Michael Diamond, MD, PhD, recognized internationally for his research involving Zika and related viruses, has been named the Herbert S. Gasser Professor of Medicine at Washington University School of Medicine in St. Louis.
A professor of medicine, of molecular microbiology, and of pathology and immunology, Diamond studies viruses — such as West Nile, Zika, dengue and chikungunya — that are growing in importance because they are causing more cases of disease or spreading to new parts of the world. He seeks to understand how they cause illness and interact with and evade the immune system.
“Mike is a world-renowned scientist working on the frontlines of emerging infectious diseases, especially mosquito-borne viruses,” said Victoria J. Fraser, MD, the Adolphus Busch Professor of Medicine and head of the Department of Medicine. “His work in the laboratory is aimed at understanding how these viruses lead to disease so that effective treatments can be developed.”
Diamond is known for leading some of the groundbreaking initial studies into Zika virus, including why and how it causes devastating neurological damage to the developing fetus. With colleagues, Diamond developed the first animal model of Zika infection during pregnancy, showed that the virus can infect the eye, identified protective antibodies against the virus, showed that Zika infection reduces the fertility of male mice and developed a Zika vaccine that is now in clinical trials.

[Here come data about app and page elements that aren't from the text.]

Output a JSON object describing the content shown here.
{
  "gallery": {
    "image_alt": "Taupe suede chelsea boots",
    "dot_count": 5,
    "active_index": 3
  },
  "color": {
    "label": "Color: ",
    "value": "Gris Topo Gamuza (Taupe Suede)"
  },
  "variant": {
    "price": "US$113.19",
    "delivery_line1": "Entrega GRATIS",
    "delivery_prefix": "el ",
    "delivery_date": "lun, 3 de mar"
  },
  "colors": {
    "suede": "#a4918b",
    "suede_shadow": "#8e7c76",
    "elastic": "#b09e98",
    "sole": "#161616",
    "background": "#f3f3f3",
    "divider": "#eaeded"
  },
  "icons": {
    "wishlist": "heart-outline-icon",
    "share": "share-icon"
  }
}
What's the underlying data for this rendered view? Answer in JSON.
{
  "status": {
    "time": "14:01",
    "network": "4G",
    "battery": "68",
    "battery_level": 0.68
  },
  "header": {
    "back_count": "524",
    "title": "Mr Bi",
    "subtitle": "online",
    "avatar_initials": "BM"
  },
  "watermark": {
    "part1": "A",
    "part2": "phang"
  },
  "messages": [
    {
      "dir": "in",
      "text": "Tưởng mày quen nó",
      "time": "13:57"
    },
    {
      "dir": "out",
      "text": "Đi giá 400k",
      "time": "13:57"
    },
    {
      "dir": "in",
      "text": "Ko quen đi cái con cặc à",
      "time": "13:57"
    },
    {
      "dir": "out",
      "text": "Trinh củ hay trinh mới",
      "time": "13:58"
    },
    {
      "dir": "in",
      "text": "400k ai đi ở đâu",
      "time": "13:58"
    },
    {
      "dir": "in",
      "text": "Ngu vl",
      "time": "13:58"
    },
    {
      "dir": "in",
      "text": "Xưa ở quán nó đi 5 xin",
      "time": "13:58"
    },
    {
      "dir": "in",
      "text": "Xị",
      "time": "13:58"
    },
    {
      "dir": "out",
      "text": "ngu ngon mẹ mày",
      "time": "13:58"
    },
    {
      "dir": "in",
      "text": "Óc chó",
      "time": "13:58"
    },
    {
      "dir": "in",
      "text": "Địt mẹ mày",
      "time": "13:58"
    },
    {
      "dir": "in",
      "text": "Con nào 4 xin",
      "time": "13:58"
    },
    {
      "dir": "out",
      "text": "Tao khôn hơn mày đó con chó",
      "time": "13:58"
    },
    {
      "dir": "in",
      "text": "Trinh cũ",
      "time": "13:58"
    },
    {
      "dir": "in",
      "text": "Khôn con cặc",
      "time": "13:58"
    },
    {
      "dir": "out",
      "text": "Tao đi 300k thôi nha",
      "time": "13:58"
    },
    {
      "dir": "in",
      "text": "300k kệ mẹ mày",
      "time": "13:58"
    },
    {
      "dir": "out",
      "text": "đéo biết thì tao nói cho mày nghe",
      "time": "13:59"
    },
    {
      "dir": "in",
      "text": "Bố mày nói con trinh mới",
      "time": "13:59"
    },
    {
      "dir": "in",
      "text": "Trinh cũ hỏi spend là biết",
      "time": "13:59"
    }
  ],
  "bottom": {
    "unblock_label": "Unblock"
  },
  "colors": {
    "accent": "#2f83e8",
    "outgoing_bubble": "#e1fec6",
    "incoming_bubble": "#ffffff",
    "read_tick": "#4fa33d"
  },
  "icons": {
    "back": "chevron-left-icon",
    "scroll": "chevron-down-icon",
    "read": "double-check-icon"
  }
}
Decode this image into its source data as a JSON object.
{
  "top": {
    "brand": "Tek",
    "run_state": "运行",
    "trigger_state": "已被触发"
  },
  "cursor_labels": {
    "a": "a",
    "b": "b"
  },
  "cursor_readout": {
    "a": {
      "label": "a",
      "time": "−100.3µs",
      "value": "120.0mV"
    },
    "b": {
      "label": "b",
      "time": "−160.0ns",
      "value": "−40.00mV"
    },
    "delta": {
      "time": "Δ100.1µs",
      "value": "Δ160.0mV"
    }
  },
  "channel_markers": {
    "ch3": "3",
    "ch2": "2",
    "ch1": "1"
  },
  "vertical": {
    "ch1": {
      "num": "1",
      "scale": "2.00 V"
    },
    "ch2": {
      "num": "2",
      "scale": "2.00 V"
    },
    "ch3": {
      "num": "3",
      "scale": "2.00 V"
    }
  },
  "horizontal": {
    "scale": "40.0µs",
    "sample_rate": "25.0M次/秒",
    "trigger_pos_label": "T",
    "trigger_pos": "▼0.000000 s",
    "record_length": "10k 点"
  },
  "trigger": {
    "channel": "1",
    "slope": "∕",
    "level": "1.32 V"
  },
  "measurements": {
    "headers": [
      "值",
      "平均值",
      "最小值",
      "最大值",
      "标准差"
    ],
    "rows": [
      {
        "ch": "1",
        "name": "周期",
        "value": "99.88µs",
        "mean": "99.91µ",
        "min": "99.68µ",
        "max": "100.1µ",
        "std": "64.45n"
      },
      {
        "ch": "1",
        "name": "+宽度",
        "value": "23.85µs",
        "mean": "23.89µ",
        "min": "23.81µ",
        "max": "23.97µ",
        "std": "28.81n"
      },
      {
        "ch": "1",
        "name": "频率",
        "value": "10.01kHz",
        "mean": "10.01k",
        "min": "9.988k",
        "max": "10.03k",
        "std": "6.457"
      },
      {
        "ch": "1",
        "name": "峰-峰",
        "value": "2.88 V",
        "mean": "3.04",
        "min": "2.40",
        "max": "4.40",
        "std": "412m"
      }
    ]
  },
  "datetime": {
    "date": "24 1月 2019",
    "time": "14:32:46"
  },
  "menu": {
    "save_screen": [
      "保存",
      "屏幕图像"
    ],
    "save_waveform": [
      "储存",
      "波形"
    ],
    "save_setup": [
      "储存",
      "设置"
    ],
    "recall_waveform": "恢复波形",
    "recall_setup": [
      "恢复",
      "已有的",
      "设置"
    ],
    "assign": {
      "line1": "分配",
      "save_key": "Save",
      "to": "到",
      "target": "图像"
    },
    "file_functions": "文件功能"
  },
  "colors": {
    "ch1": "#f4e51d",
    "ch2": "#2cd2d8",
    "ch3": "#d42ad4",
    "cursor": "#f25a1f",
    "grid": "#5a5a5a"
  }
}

“Mike was one of the first to realize how important Zika was going to be,” said Herbert W. “Skip” Virgin IV, MD, PhD, the Mallinckrodt Professor and head of the Department of Pathology and Immunology. “His lab was able to quickly apply techniques and knowledge the team had developed studying other viruses, and in the process became one of the global leaders in Zika research.”
Diamond earned his bachelor’s degree in political science from Columbia University in 1985, followed by his medical and doctorate degrees from Harvard in 1994. After completing a research fellowship in molecular and cell biology at the University of California, Berkeley, Diamond moved across the bay to the University of California, San Francisco, where he completed his residency in internal medicine and a clinical fellowship in infectious disease. He returned to Berkeley to complete another research fellowship in infectious diseases in 2001, before joining the Washington University School of Medicine that year as a junior faculty member.
The Gasser professorship is one of four chairs endowed by John F. McDonnell, vice chairman of the Board of Trustees, and the JSM Charitable Trust Foundation as part of the university’s BioMed 21 initiative launched in 2006. BioMed 21 aims to promote the translation of basic science discoveries into real-world clinical solutions.
The chair was named for Herbert Gasser, a former head of the pharmacology department at the School of Medicine. Gasser won the Nobel Prize in physiology or medicine in 1944 jointly with his mentor Joseph Erlanger, a former head of the physiology department at the School of Medicine. Gasser and Erlanger studied the different functions of single nerve fibers. Their work led to advances in our knowledge of the mechanism of pain and of reflex action. Gasser used his prize money to fund further research into the subject.
Clay Semenkovich, MD, was the inaugural Gasser Professor. He is now the Irene E. and Michael M. Karl Professor of Endocrinology and Metabolism in Medicine.